Almost 300 million extortion scam emails were blocked by Symantec in the first five months of 2019. The number is revealed in Symantec's Threat Intelligence blog.
An email arrives in your inbox, with one of your old passwords in the Subject line. Your curiosity is piqued, and you click into the message, only to discover that someone has allegedly hacked your webcam and recorded you engaged in some intimate acts, and they are now threatening to send this recording to everyone in your contact list. However, if you send the anonymous blackmailer a few hundred dollars in bitcoins they promise that no one will see the embarrassing footage.
Most of these sextortion-style scams follow largely the same pattern, with variations in the messages such as using attachments or obfuscated characters, etc., applied in an attempt by attackers to evade email protection technologies. For example, some spam filters might work by blocking emails with Bitcoin addresses in the body—hence why attackers may have then turned to using PDF attachments or obfuscated text to try to bypass the spam filter.
The majority of emails also contain a password or partial phone number previously (or perhaps still) associated with the email address the email is sent to. This is included to make it appear the attacker has access to private information about the recipient—when in fact they almost certainly obtained it from one of the many large password dumps of recent years.

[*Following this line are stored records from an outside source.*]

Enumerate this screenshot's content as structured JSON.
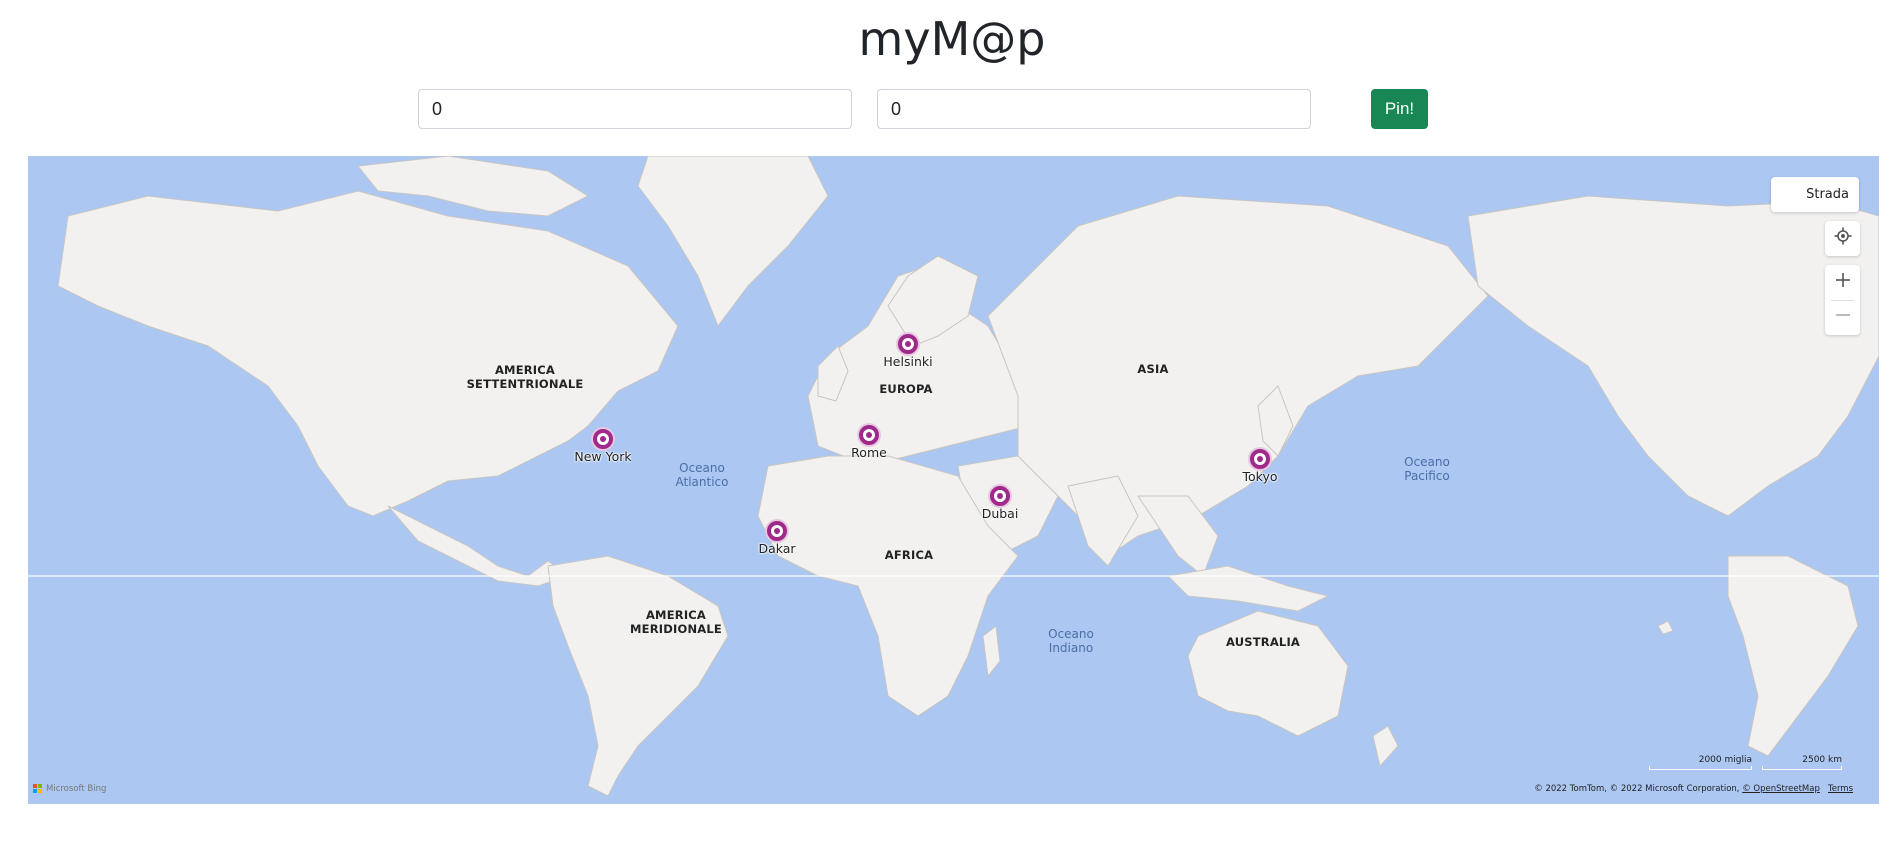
{
  "header": {
    "title": "myM@p"
  },
  "form": {
    "latitude_value": "0",
    "longitude_value": "0",
    "pin_label": "Pin!"
  },
  "map": {
    "style_label": "Strada",
    "continents": [
      "AMERICA\nSETTENTRIONALE",
      "EUROPA",
      "ASIA",
      "AFRICA",
      "AMERICA\nMERIDIONALE",
      "AUSTRALIA"
    ],
    "oceans": [
      "Oceano\nAtlantico",
      "Oceano\nPacifico",
      "Oceano\nIndiano"
    ],
    "pins": [
      {
        "name": "Helsinki"
      },
      {
        "name": "New York"
      },
      {
        "name": "Rome"
      },
      {
        "name": "Tokyo"
      },
      {
        "name": "Dubai"
      },
      {
        "name": "Dakar"
      }
    ],
    "scale_miles": "2000 miglia",
    "scale_km": "2500 km",
    "copyright_text": "© 2022 TomTom, © 2022 Microsoft Corporation,",
    "osm_link": "© OpenStreetMap",
    "terms_link": "Terms",
    "logo_text": "Microsoft Bing",
    "pin_color": "#a02a8a",
    "water_color": "#abc7f2",
    "land_color": "#f2f1ef",
    "button_color": "#198754"
  }
}
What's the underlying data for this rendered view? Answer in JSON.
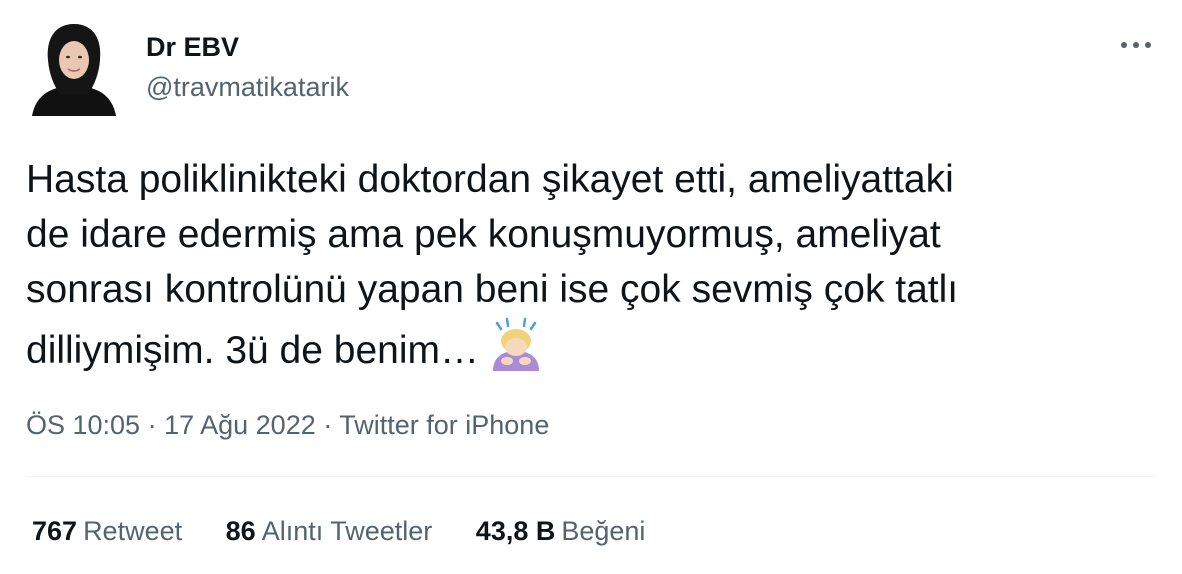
{
  "user": {
    "display_name": "Dr EBV",
    "handle": "@travmatikatarik",
    "avatar_icon": "profile-photo-avatar"
  },
  "more_icon": "more-dots-icon",
  "tweet": {
    "text": "Hasta poliklinikteki doktordan şikayet etti, ameliyattaki\nde idare edermiş ama pek konuşmuyormuş, ameliyat\nsonrası kontrolünü yapan beni ise çok sevmiş çok tatlı\ndilliymişim. 3ü de benim…",
    "emoji": "woman-bowing-emoji"
  },
  "meta": {
    "time": "ÖS 10:05",
    "sep1": " · ",
    "date": "17 Ağu 2022",
    "sep2": " · ",
    "source": "Twitter for iPhone"
  },
  "stats": [
    {
      "count": "767",
      "label": "Retweet"
    },
    {
      "count": "86",
      "label": "Alıntı Tweetler"
    },
    {
      "count": "43,8 B",
      "label": "Beğeni"
    }
  ],
  "colors": {
    "text": "#0f1419",
    "secondary": "#536471",
    "divider": "#eff3f4"
  }
}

As these email extortion scams are typical cyber crime activity, it is not clear exactly who is behind these attacks, but Symantec believes that a minimum of two cyber crime groups are engaged in this kind of activity, though there are potentially also many others. The barriers to entry for criminals are quite low for these scams—they do not necessarily require a huge degree of technical knowledge, and criminals only need a small percentage of them to be successful to make a profit.
When it comes to the success of these scams, Symantec looked at the 5,000 most-seen Bitcoin addresses in May, seeing that 63 of those wallets received bitcoins in 243 transactions. In total, the wallets received 12.8 bitcoins in that period—at the end of May one bitcoin was worth approximately US$8,300, meaning these wallets received a total of approximately US$106,240. Taking that as an average amount to make in a 30-day period for these kinds of scams, it means they are making just over US$1.2 million in a year ($1,292,586). For the amount of effort and skill that is required to carry out these scams, it represents a pretty good return on investment.
Almost all these wallets had been cleared out when we examined them at the end of May—it appears the criminals involved are not leaving any funds in these wallets for too long.
These scams are still being actively sent, so consumers should be aware of these scams and the steps they can take to avoid falling victim to them.